> _YOUR OBJECTIVE_:
All records that follow are to be output exactly.

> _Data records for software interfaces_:
════

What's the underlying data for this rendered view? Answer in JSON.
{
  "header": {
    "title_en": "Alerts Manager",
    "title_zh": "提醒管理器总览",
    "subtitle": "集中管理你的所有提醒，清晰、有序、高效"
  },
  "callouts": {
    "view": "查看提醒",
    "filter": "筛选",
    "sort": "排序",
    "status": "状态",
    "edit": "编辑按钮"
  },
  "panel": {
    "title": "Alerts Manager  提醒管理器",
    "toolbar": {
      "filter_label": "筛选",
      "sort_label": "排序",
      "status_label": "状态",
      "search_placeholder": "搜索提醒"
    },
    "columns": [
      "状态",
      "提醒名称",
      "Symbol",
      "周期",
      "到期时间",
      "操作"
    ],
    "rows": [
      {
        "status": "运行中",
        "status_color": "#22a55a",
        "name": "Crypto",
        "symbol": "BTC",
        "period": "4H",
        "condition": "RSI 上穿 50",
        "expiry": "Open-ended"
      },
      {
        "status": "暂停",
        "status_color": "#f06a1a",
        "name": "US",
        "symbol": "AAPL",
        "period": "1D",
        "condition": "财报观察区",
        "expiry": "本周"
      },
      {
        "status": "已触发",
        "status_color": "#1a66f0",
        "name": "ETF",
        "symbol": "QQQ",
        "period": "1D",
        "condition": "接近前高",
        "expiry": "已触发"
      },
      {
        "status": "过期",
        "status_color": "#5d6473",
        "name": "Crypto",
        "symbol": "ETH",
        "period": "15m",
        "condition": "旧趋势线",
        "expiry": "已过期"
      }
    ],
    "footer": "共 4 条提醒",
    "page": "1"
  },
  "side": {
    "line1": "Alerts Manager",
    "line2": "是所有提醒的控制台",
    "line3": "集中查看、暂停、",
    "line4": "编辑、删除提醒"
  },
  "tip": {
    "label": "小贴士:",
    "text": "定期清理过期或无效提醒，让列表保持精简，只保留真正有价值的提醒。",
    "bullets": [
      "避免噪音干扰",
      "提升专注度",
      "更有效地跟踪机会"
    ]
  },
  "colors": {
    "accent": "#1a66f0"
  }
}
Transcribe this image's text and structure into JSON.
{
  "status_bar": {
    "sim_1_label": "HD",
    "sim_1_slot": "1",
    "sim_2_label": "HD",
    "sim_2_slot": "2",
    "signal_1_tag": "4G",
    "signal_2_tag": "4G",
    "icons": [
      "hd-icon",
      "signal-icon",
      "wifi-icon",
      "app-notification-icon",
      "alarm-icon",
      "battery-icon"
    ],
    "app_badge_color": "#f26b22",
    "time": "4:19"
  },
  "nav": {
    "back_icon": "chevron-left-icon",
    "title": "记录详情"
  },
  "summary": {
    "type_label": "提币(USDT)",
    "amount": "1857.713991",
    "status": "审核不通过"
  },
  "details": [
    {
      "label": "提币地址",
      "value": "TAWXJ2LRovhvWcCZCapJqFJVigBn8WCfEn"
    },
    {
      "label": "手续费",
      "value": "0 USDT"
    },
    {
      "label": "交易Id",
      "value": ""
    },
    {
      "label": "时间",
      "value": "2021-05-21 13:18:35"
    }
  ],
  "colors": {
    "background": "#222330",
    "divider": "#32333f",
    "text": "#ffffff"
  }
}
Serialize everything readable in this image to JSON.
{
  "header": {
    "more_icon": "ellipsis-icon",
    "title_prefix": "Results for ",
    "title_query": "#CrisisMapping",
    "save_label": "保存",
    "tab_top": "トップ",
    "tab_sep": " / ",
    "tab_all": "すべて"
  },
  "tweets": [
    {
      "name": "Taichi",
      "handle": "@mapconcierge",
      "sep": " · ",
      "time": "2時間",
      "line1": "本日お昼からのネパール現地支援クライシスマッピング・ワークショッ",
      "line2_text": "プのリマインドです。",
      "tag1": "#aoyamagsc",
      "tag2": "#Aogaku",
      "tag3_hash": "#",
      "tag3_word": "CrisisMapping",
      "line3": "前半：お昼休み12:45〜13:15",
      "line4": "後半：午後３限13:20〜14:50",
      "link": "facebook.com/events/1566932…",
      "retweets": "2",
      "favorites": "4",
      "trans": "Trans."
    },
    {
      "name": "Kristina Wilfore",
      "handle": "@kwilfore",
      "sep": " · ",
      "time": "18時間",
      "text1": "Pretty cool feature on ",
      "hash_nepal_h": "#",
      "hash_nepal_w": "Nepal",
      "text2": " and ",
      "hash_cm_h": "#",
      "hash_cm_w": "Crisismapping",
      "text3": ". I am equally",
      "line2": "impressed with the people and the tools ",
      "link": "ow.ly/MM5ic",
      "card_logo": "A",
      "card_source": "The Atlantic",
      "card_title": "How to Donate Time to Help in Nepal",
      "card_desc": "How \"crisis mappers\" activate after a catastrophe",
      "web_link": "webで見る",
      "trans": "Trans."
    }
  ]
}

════

> _WRITTEN REPLY_:
What's the underlying data for this rendered view? Answer in JSON.
{
  "header": {
    "title_en": "Alerts Manager",
    "title_zh": "提醒管理器总览",
    "subtitle": "集中管理你的所有提醒，清晰、有序、高效"
  },
  "callouts": {
    "view": "查看提醒",
    "filter": "筛选",
    "sort": "排序",
    "status": "状态",
    "edit": "编辑按钮"
  },
  "panel": {
    "title": "Alerts Manager  提醒管理器",
    "toolbar": {
      "filter_label": "筛选",
      "sort_label": "排序",
      "status_label": "状态",
      "search_placeholder": "搜索提醒"
    },
    "columns": [
      "状态",
      "提醒名称",
      "Symbol",
      "周期",
      "到期时间",
      "操作"
    ],
    "rows": [
      {
        "status": "运行中",
        "status_color": "#22a55a",
        "name": "Crypto",
        "symbol": "BTC",
        "period": "4H",
        "condition": "RSI 上穿 50",
        "expiry": "Open-ended"
      },
      {
        "status": "暂停",
        "status_color": "#f06a1a",
        "name": "US",
        "symbol": "AAPL",
        "period": "1D",
        "condition": "财报观察区",
        "expiry": "本周"
      },
      {
        "status": "已触发",
        "status_color": "#1a66f0",
        "name": "ETF",
        "symbol": "QQQ",
        "period": "1D",
        "condition": "接近前高",
        "expiry": "已触发"
      },
      {
        "status": "过期",
        "status_color": "#5d6473",
        "name": "Crypto",
        "symbol": "ETH",
        "period": "15m",
        "condition": "旧趋势线",
        "expiry": "已过期"
      }
    ],
    "footer": "共 4 条提醒",
    "page": "1"
  },
  "side": {
    "line1": "Alerts Manager",
    "line2": "是所有提醒的控制台",
    "line3": "集中查看、暂停、",
    "line4": "编辑、删除提醒"
  },
  "tip": {
    "label": "小贴士:",
    "text": "定期清理过期或无效提醒，让列表保持精简，只保留真正有价值的提醒。",
    "bullets": [
      "避免噪音干扰",
      "提升专注度",
      "更有效地跟踪机会"
    ]
  },
  "colors": {
    "accent": "#1a66f0"
  }
}
Transcribe this image's text and structure into JSON.
{
  "status_bar": {
    "sim_1_label": "HD",
    "sim_1_slot": "1",
    "sim_2_label": "HD",
    "sim_2_slot": "2",
    "signal_1_tag": "4G",
    "signal_2_tag": "4G",
    "icons": [
      "hd-icon",
      "signal-icon",
      "wifi-icon",
      "app-notification-icon",
      "alarm-icon",
      "battery-icon"
    ],
    "app_badge_color": "#f26b22",
    "time": "4:19"
  },
  "nav": {
    "back_icon": "chevron-left-icon",
    "title": "记录详情"
  },
  "summary": {
    "type_label": "提币(USDT)",
    "amount": "1857.713991",
    "status": "审核不通过"
  },
  "details": [
    {
      "label": "提币地址",
      "value": "TAWXJ2LRovhvWcCZCapJqFJVigBn8WCfEn"
    },
    {
      "label": "手续费",
      "value": "0 USDT"
    },
    {
      "label": "交易Id",
      "value": ""
    },
    {
      "label": "时间",
      "value": "2021-05-21 13:18:35"
    }
  ],
  "colors": {
    "background": "#222330",
    "divider": "#32333f",
    "text": "#ffffff"
  }
}
Serialize everything readable in this image to JSON.
{
  "header": {
    "more_icon": "ellipsis-icon",
    "title_prefix": "Results for ",
    "title_query": "#CrisisMapping",
    "save_label": "保存",
    "tab_top": "トップ",
    "tab_sep": " / ",
    "tab_all": "すべて"
  },
  "tweets": [
    {
      "name": "Taichi",
      "handle": "@mapconcierge",
      "sep": " · ",
      "time": "2時間",
      "line1": "本日お昼からのネパール現地支援クライシスマッピング・ワークショッ",
      "line2_text": "プのリマインドです。",
      "tag1": "#aoyamagsc",
      "tag2": "#Aogaku",
      "tag3_hash": "#",
      "tag3_word": "CrisisMapping",
      "line3": "前半：お昼休み12:45〜13:15",
      "line4": "後半：午後３限13:20〜14:50",
      "link": "facebook.com/events/1566932…",
      "retweets": "2",
      "favorites": "4",
      "trans": "Trans."
    },
    {
      "name": "Kristina Wilfore",
      "handle": "@kwilfore",
      "sep": " · ",
      "time": "18時間",
      "text1": "Pretty cool feature on ",
      "hash_nepal_h": "#",
      "hash_nepal_w": "Nepal",
      "text2": " and ",
      "hash_cm_h": "#",
      "hash_cm_w": "Crisismapping",
      "text3": ". I am equally",
      "line2": "impressed with the people and the tools ",
      "link": "ow.ly/MM5ic",
      "card_logo": "A",
      "card_source": "The Atlantic",
      "card_title": "How to Donate Time to Help in Nepal",
      "card_desc": "How \"crisis mappers\" activate after a catastrophe",
      "web_link": "webで見る",
      "trans": "Trans."
    }
  ]
}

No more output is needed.